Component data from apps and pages
☆ ☆ ☆ ☆ ☆ ☆ ☆

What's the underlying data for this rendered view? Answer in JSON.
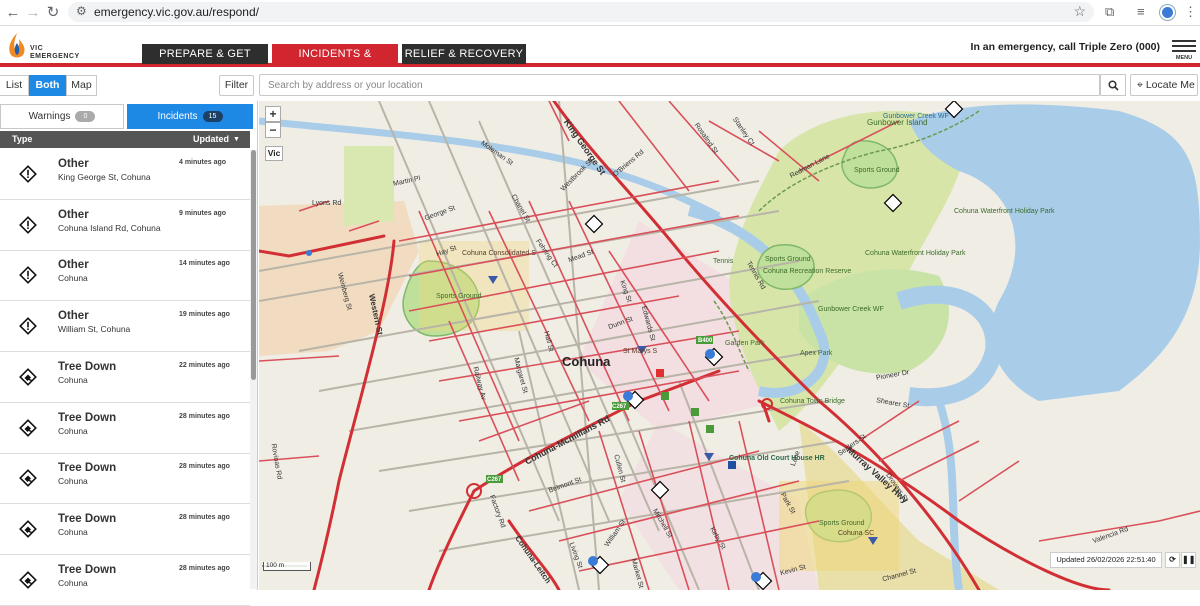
{
  "browser": {
    "url": "emergency.vic.gov.au/respond/",
    "nav_icons": [
      "back-icon",
      "forward-icon",
      "reload-icon"
    ]
  },
  "header": {
    "logo_line1": "VIC",
    "logo_line2": "EMERGENCY",
    "tabs": [
      "PREPARE & GET READY",
      "INCIDENTS & WARNINGS",
      "RELIEF & RECOVERY"
    ],
    "active_tab": "INCIDENTS & WARNINGS",
    "emergency_text": "In an emergency, call Triple Zero (000)",
    "menu_label": "MENU",
    "colors": {
      "brand_red": "#d12630",
      "dark_tab": "#2e2e2e",
      "accent_blue": "#1e88e5"
    }
  },
  "toolbar": {
    "view_modes": [
      "List",
      "Both",
      "Map"
    ],
    "selected_view": "Both",
    "filter_label": "Filter",
    "search_placeholder": "Search by address or your location",
    "locate_label": "Locate Me"
  },
  "panel": {
    "warnings_label": "Warnings",
    "warnings_count": "0",
    "incidents_label": "Incidents",
    "incidents_count": "15",
    "col_type": "Type",
    "col_updated": "Updated",
    "items": [
      {
        "title": "Other",
        "location": "King George St, Cohuna",
        "time": "4 minutes ago",
        "icon": "other-incident-icon"
      },
      {
        "title": "Other",
        "location": "Cohuna Island Rd, Cohuna",
        "time": "9 minutes ago",
        "icon": "other-incident-icon"
      },
      {
        "title": "Other",
        "location": "Cohuna",
        "time": "14 minutes ago",
        "icon": "other-incident-icon"
      },
      {
        "title": "Other",
        "location": "William St, Cohuna",
        "time": "19 minutes ago",
        "icon": "other-incident-icon"
      },
      {
        "title": "Tree Down",
        "location": "Cohuna",
        "time": "22 minutes ago",
        "icon": "tree-down-icon"
      },
      {
        "title": "Tree Down",
        "location": "Cohuna",
        "time": "28 minutes ago",
        "icon": "tree-down-icon"
      },
      {
        "title": "Tree Down",
        "location": "Cohuna",
        "time": "28 minutes ago",
        "icon": "tree-down-icon"
      },
      {
        "title": "Tree Down",
        "location": "Cohuna",
        "time": "28 minutes ago",
        "icon": "tree-down-icon"
      },
      {
        "title": "Tree Down",
        "location": "Cohuna",
        "time": "28 minutes ago",
        "icon": "tree-down-icon"
      }
    ]
  },
  "map": {
    "zoom_in": "+",
    "zoom_out": "−",
    "vic_label": "Vic",
    "scale_label": "100 m",
    "updated_text": "Updated 26/02/2026 22:51:40",
    "town_label": "Cohuna",
    "labels": {
      "gunbower_island": "Gunbower Island",
      "gunbower_creek_wf_1": "Gunbower Creek WF",
      "gunbower_creek_wf_2": "Gunbower Creek WF",
      "sports_ground_1": "Sports Ground",
      "sports_ground_2": "Sports Ground",
      "sports_ground_3": "Sports Ground",
      "sports_ground_4": "Sports Ground",
      "tennis": "Tennis",
      "rec_reserve": "Cohuna Recreation Reserve",
      "waterfront_1": "Cohuna Waterfront Holiday Park",
      "waterfront_2": "Cohuna Waterfront Holiday Park",
      "garden_park": "Garden Park",
      "apex_park": "Apex Park",
      "town_bridge": "Cohuna Town Bridge",
      "consolidated_s": "Cohuna Consolidated S",
      "st_marys": "St Marys S",
      "old_court_house": "Cohuna Old Court House HR",
      "cohuna_sc": "Cohuna SC",
      "king_george_st": "King George St",
      "murray_valley_hwy": "Murray Valley Hwy",
      "cohuna_mcmillans_rd": "Cohuna-Mcmillans Rd",
      "western_st": "Western St",
      "cohuna_leitchville": "Cohuna-Leitch",
      "lyons_rd": "Lyons Rd",
      "martin_pl": "Martin Pl",
      "george_st": "George St",
      "hay_st": "Hay St",
      "mead_st": "Mead St",
      "dunn_st": "Dunn St",
      "railway_av": "Railway Av",
      "hall_st": "Hall St",
      "margaret_st": "Margaret St",
      "weinberg_st": "Weinberg St",
      "moleman_st": "Moleman St",
      "westbrook_st": "Westbrook St",
      "obriens_rd": "O'Briens Rd",
      "rosalind_st": "Rosalind St",
      "stanley_ct": "Stanley Ct",
      "redman_lane": "Redman Lane",
      "tennis_rd": "Tennis Rd",
      "pioneer_dr": "Pioneer Dr",
      "shearer_st": "Shearer St",
      "settlers_st": "Settlers St",
      "drovers_st": "Drovers St",
      "valencia_rd": "Valencia Rd",
      "kirby_st": "Kirby St",
      "mitchell_st": "Mitchell St",
      "william_st": "William St",
      "market_st": "Market St",
      "factory_rd": "Factory Rd",
      "rovinas_rd": "Rovinas Rd",
      "belmont_st": "Belmont St",
      "cullen_st": "Cullen St",
      "park_st": "Park St",
      "lane": "Lane",
      "channel_st": "Channel St",
      "kevin_st": "Kevin St",
      "living_st": "Living St",
      "fehring_ct": "Fehring Ct",
      "chanel_st": "Chanel St",
      "edwards_st": "Edwards St",
      "king_st": "King St",
      "route_c267a": "C267",
      "route_c267b": "C267",
      "route_b400": "B400"
    }
  }
}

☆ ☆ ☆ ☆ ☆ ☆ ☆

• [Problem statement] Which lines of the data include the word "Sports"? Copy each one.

• [Task output]
      "sports_ground_1": "Sports Ground",
      "sports_ground_2": "Sports Ground",
      "sports_ground_3": "Sports Ground",
      "sports_ground_4": "Sports Ground",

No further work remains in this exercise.